#### PROBLEM DESCRIPTION
Records follow. Pull out every line that contains "page".

#### TASK DATA
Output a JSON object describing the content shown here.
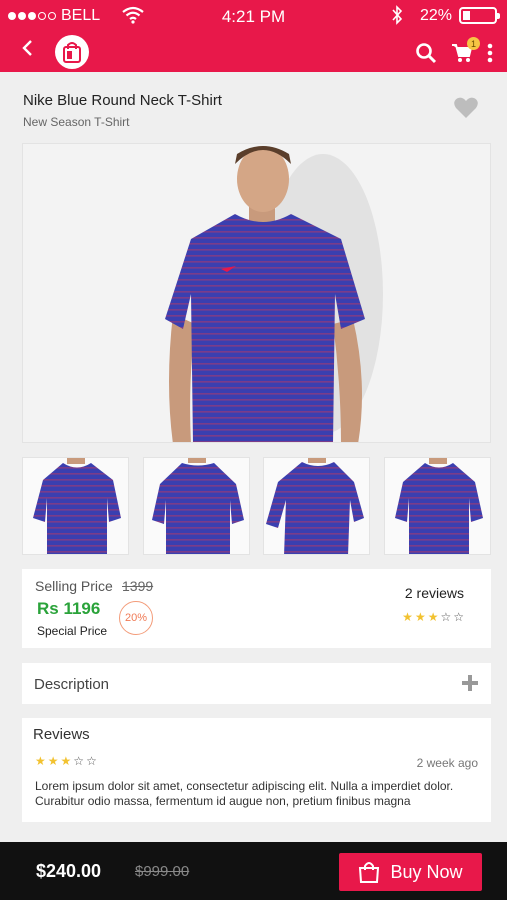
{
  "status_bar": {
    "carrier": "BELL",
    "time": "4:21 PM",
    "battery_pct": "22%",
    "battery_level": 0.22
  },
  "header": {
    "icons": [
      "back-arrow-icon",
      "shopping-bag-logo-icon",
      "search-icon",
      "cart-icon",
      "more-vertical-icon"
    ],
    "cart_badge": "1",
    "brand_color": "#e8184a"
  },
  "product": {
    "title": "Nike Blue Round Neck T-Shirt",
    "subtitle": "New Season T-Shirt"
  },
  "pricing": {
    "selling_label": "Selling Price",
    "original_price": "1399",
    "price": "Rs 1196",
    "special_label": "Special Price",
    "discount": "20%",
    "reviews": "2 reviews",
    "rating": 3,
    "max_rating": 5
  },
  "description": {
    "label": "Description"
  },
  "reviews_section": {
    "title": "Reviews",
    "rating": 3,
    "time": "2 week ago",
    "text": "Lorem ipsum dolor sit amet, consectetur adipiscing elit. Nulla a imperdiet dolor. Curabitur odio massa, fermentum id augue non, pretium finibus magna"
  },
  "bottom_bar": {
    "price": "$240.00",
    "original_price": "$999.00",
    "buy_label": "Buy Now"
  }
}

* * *

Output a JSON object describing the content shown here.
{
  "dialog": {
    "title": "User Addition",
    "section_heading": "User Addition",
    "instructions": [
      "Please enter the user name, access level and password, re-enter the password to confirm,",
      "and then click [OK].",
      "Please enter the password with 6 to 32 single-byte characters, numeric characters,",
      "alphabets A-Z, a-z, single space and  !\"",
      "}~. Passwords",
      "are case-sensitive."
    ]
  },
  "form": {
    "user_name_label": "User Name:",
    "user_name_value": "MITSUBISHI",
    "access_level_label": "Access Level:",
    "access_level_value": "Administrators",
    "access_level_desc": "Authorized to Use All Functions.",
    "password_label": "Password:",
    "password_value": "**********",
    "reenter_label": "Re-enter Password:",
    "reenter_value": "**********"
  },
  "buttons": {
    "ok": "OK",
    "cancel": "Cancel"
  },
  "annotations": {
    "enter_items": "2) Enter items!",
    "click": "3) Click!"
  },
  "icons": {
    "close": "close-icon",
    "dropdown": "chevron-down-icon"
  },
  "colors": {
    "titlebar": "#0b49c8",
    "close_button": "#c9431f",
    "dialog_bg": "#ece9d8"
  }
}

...

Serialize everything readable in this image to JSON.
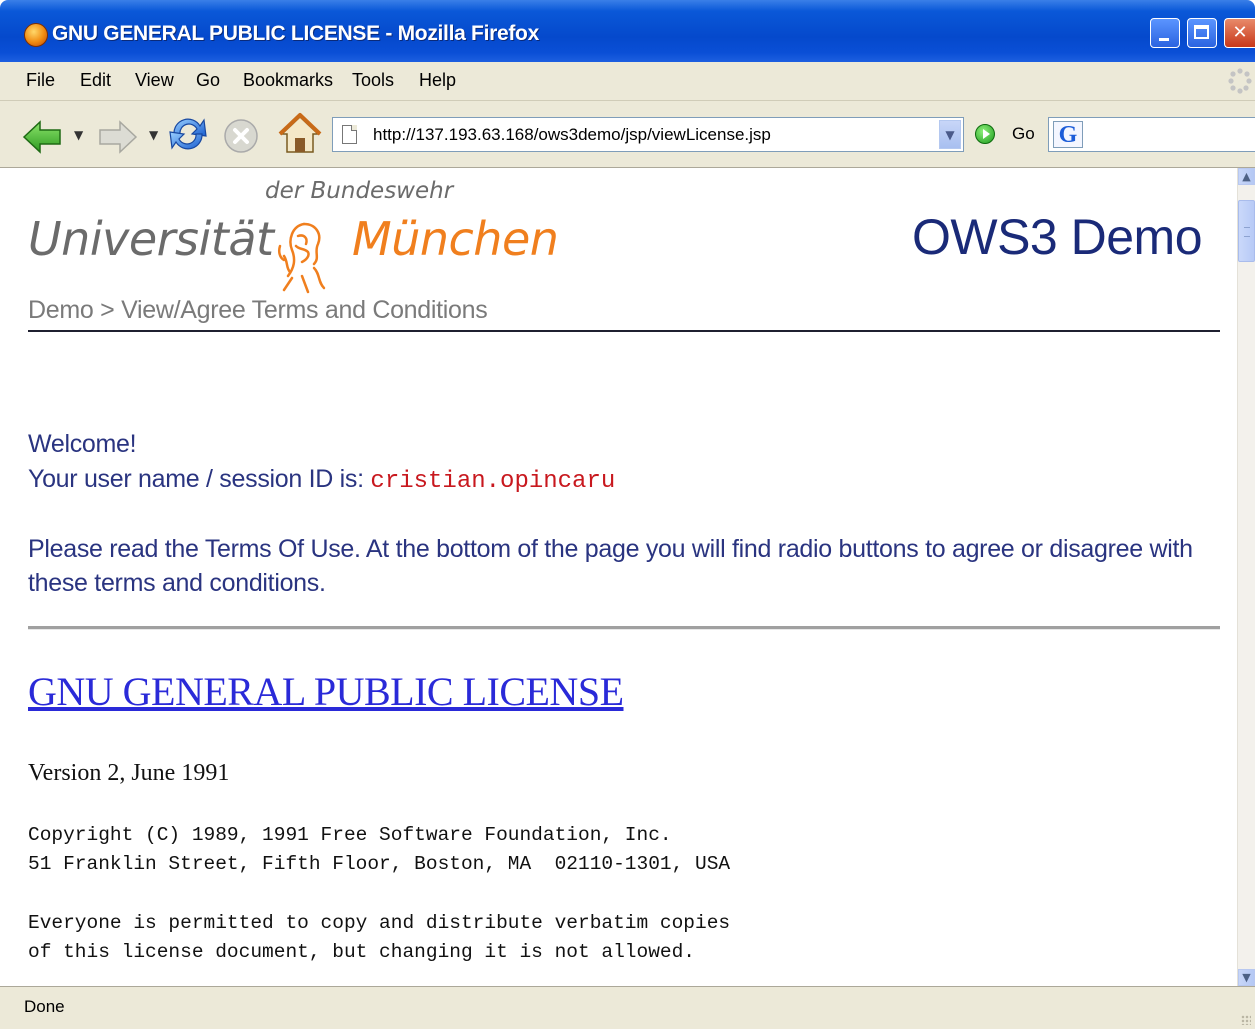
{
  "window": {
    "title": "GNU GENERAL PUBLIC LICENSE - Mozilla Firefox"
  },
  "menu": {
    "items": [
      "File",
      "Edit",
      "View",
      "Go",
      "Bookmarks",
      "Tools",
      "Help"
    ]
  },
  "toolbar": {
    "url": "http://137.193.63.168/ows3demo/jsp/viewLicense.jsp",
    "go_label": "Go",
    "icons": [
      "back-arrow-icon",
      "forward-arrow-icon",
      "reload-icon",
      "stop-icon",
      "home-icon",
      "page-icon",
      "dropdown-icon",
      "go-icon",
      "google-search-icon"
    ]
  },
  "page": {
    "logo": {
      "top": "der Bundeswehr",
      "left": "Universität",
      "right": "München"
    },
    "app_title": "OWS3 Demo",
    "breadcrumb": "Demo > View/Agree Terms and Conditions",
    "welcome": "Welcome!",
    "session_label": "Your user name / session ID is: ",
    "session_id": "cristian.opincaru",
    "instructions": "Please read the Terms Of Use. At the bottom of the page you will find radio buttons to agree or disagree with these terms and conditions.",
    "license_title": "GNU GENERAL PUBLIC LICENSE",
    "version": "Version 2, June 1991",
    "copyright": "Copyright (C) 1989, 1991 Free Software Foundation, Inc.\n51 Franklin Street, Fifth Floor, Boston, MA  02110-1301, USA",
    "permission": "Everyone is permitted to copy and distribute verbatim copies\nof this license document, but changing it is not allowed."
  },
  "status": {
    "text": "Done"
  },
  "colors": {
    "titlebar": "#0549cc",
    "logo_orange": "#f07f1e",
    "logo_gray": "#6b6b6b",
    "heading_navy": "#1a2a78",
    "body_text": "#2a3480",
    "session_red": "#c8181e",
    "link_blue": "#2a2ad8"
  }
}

#### TASK RESPONSE
      "page-icon",
  "page": {
    "instructions": "Please read the Terms Of Use. At the bottom of the page you will find radio buttons to agree or disagree with these terms and conditions.",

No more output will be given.